People from Black, Asian and minority ethnic (BAME) groups are just as likely as people of white ethnicity to be referred to specialist palliative care services, when one takes into account their age profile. They are also just as likely to die at home rather than in hospital. But they report poorer quality care, they rate the care they receive in care homes as poor and they are more likely to die in hospital than in a care home.
People from more deprived areas do not appear to have less access to community-based services. However, they are less satisfied with the care they receive, they are less likely to feel they are treated with dignity by professionals and they more frequently die in hospital.
The purpose of our study was to identify whether there was inequity in access to palliative care or in outcomes, rather than to look closely at causes or make detailed proposals for what needs to be done.
Nonetheless, we identified important care gaps in all settings. In hospitals these included limited access to face-to-face specialist palliative care services as well as poor communication with patients and families. In the community, there can often be conflicting pressures, confusion about roles and responsibilities and poor coordination. Generalists sometimes lack confidence, knowledge and skills in end of life care.
Care homes, which have an increasing role in end of life care, sometimes have insufficient support from external healthcare providers and lack policies, guidance and trained staff.
We also reviewed the economic evidence. We found a need for investment to address gaps in services and to meet the growing demand for palliative care from an ageing population, though it was not part of our research to look at this in detail.

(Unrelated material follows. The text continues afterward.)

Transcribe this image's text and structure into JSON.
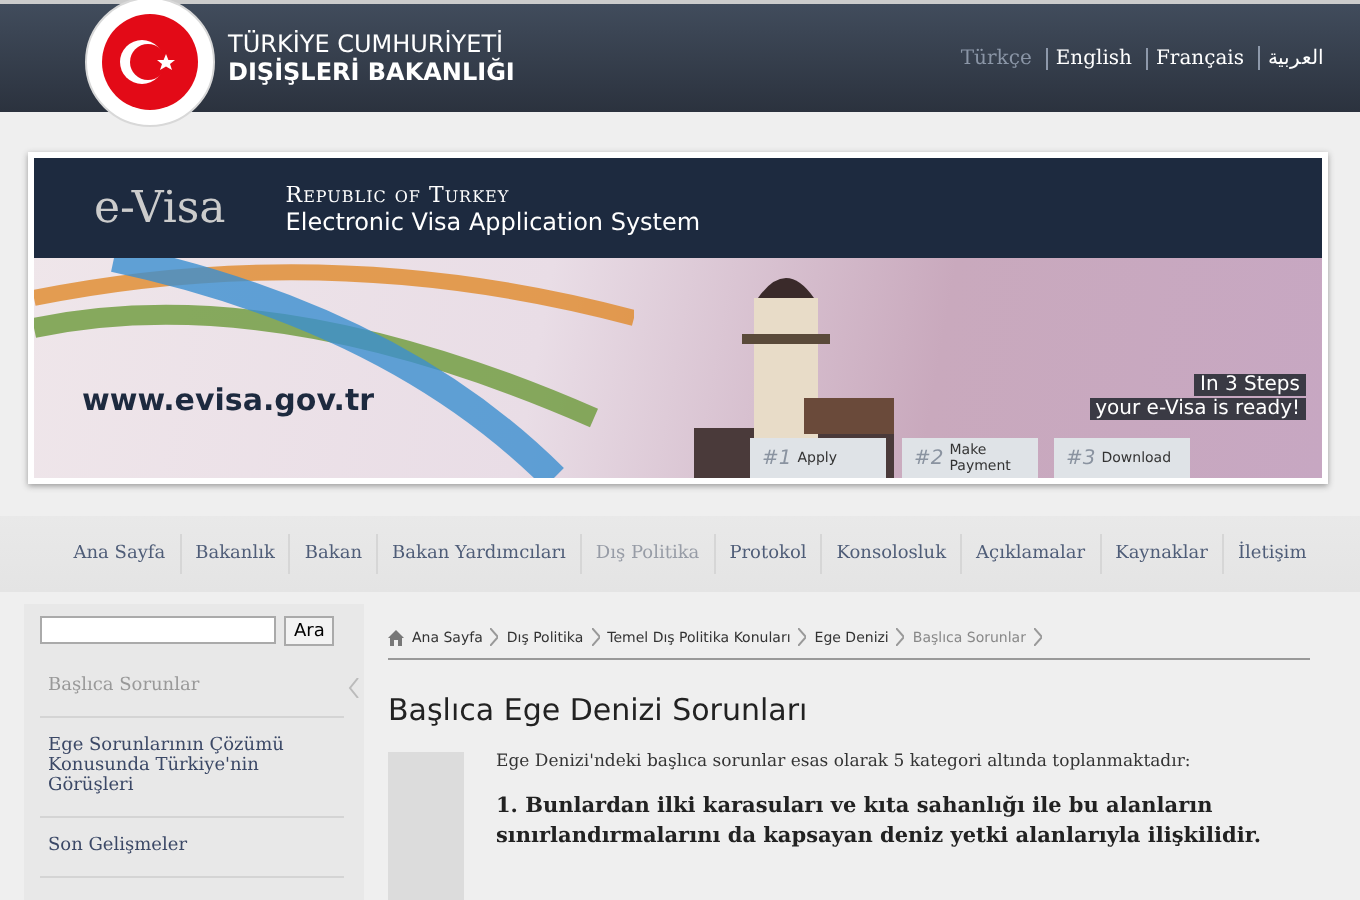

We did look at the available economic research, primarily evaluations of palliative care services. These showed that once services were in place, better outcomes for patients and families – including better-managed symptoms and dying in their preferred place – were not the only benefits. There were also cost savings from fewer emergency hospital admissions and fewer avoidable hospital deaths. Overall, better palliative care could lead to net savings of more than £40 million per year across the UK.